The Change in Airport Security from 9/11
The terrorist attacks on September 11, 2011 prompted the world to reevaluate and drastically modify airport and airline security. “Four targets had been chosen, all iconic American buildings that would send a clear message of the depth of their hatred for the United States. All four planes crashed, killing all on board—terrorists, crew members, and passengers, along with hundreds who were killed inside the structures, on the ground, and the men and women who ran into collapsing buildings in an effort to try and save others” (Smutz 1). As Jason Villemez said “the decade after the 9/11 attacks reshaped many facets of life in America” (Villemez 1). Before the attacks, people did not think that large scale hostility towards innocent people in our country was remotely possible. Ever since that fateful moment, citizens in America are on their toes every day worrying about another attack happening. United States citizens have had to adapt and change in response to this fear of further terrorist assault on our country. One of the ways they have adapted is by changing their means of security concerning airline travel.

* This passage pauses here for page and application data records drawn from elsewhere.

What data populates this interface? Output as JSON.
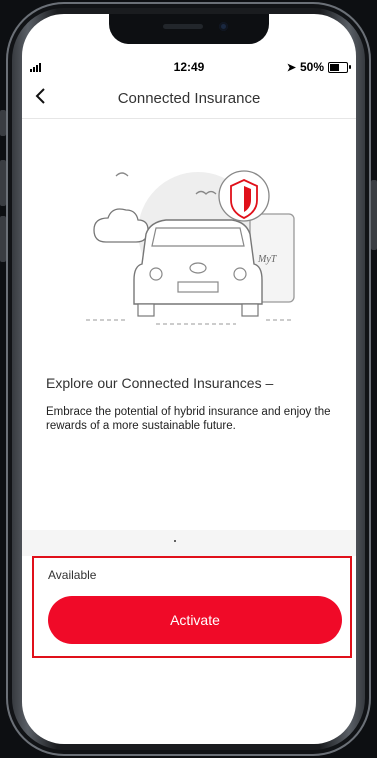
{
  "status_bar": {
    "time": "12:49",
    "battery": "50%"
  },
  "nav": {
    "back_icon": "chevron-left-icon",
    "title": "Connected Insurance"
  },
  "illustration": {
    "badge_text": "MyT"
  },
  "content": {
    "heading": "Explore our Connected Insurances –",
    "body": "Embrace the potential of hybrid insurance and enjoy the rewards of a more sustainable future."
  },
  "activation": {
    "status_label": "Available",
    "button_label": "Activate"
  },
  "colors": {
    "accent": "#f00a28",
    "highlight_border": "#e0101a"
  }
}
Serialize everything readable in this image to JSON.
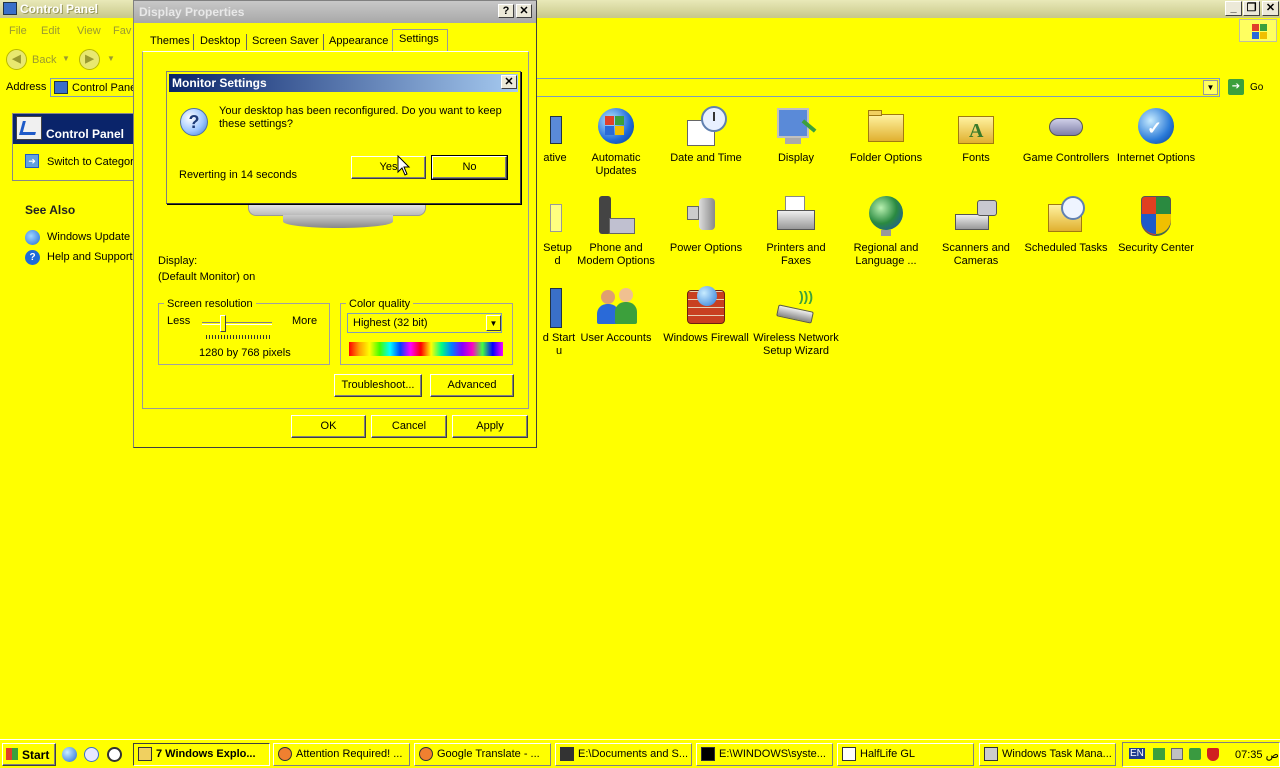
{
  "control_panel": {
    "title": "Control Panel",
    "menu": [
      "File",
      "Edit",
      "View",
      "Fav"
    ],
    "toolbar": {
      "back_label": "Back"
    },
    "address": {
      "label": "Address",
      "value": "Control Panel",
      "go_label": "Go"
    },
    "task_pane": {
      "title": "Control Panel",
      "switch_label": "Switch to Categor",
      "see_also_title": "See Also",
      "see_also_links": [
        "Windows Update",
        "Help and Support"
      ]
    },
    "items": [
      {
        "label_1": "ative",
        "label_2": ""
      },
      {
        "label_1": "Automatic",
        "label_2": "Updates"
      },
      {
        "label_1": "Date and Time",
        "label_2": ""
      },
      {
        "label_1": "Display",
        "label_2": ""
      },
      {
        "label_1": "Folder Options",
        "label_2": ""
      },
      {
        "label_1": "Fonts",
        "label_2": ""
      },
      {
        "label_1": "Game Controllers",
        "label_2": ""
      },
      {
        "label_1": "Internet Options",
        "label_2": ""
      },
      {
        "label_1": "Setup",
        "label_2": "d"
      },
      {
        "label_1": "Phone and",
        "label_2": "Modem Options"
      },
      {
        "label_1": "Power Options",
        "label_2": ""
      },
      {
        "label_1": "Printers and",
        "label_2": "Faxes"
      },
      {
        "label_1": "Regional and",
        "label_2": "Language ..."
      },
      {
        "label_1": "Scanners and",
        "label_2": "Cameras"
      },
      {
        "label_1": "Scheduled Tasks",
        "label_2": ""
      },
      {
        "label_1": "Security Center",
        "label_2": ""
      },
      {
        "label_1": "d Start",
        "label_2": "u"
      },
      {
        "label_1": "User Accounts",
        "label_2": ""
      },
      {
        "label_1": "Windows Firewall",
        "label_2": ""
      },
      {
        "label_1": "Wireless Network",
        "label_2": "Setup Wizard"
      }
    ]
  },
  "display_properties": {
    "title": "Display Properties",
    "help_glyph": "?",
    "close_glyph": "✕",
    "tabs": [
      "Themes",
      "Desktop",
      "Screen Saver",
      "Appearance",
      "Settings"
    ],
    "display_label": "Display:",
    "display_value": "(Default Monitor) on",
    "resolution": {
      "title": "Screen resolution",
      "less": "Less",
      "more": "More",
      "value": "1280 by 768 pixels",
      "slider_position": 0.3
    },
    "color_quality": {
      "title": "Color quality",
      "value": "Highest (32 bit)"
    },
    "troubleshoot_label": "Troubleshoot...",
    "advanced_label": "Advanced",
    "ok_label": "OK",
    "cancel_label": "Cancel",
    "apply_label": "Apply"
  },
  "monitor_settings": {
    "title": "Monitor Settings",
    "close_glyph": "✕",
    "message_line1": "Your desktop has been reconfigured.  Do you want to keep",
    "message_line2": "these settings?",
    "countdown": "Reverting in 14 seconds",
    "yes_label": "Yes",
    "no_label": "No"
  },
  "taskbar": {
    "start_label": "Start",
    "tasks": [
      {
        "label": "7 Windows Explo...",
        "active": true
      },
      {
        "label": "Attention Required! ...",
        "active": false
      },
      {
        "label": "Google Translate - ...",
        "active": false
      },
      {
        "label": "E:\\Documents and S...",
        "active": false
      },
      {
        "label": "E:\\WINDOWS\\syste...",
        "active": false
      },
      {
        "label": "HalfLife GL",
        "active": false
      },
      {
        "label": "Windows Task Mana...",
        "active": false
      }
    ],
    "language": "EN",
    "clock": "07:35 ص"
  }
}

Before the attacks on September 11th, Americans were under the assumption that an individual or group of individuals could not do such a devastating thing to humanity. Prior to 9/11 there was a lack of security in airports and on airplanes. “In 2001, airline security was minimal and was the responsibility of the airline. Passengers were asked a few questions by ticket agents before they passed through checkpoints with metal detectors that were calibrated to sound an alarm for anything larger than a small caliber handgun. If an alarm did sound, security at the checkpoint would use a hand wand to scan the passenger again to determine what had set off the alarm. Bags were simply passed through an x ray machine. Getting box cutters or small knives on board would not have been difficult.” (Smutz 1) During this time, people were able to easily conceal weapons such as box cutters and blades and bring them on to an airplane without being caught. This was possible because of the lack of care the airport security officers had while operating the metal detectors and X-ray machines, “xray machine operators at private security firms averaged about twelve hours of training” (Blalock 6). Security officers learned a very large lesson on September 11, 2001; they learned that they needed to care about and perform their job to the best of their ability in order to safeguard our country.
As mentioned above, another reason the security in airports was so shoddy was that the x-ray machines and metal detectors that were being used were very out of date “the metal detectors were last replaced in 1995”(Hiltzik 1). These security tools were so outdated that some of them didn’t even register certain metals such as Aluminium and Titanium (Hiltzik 1). This means that someone could easily conceal a weapon in their...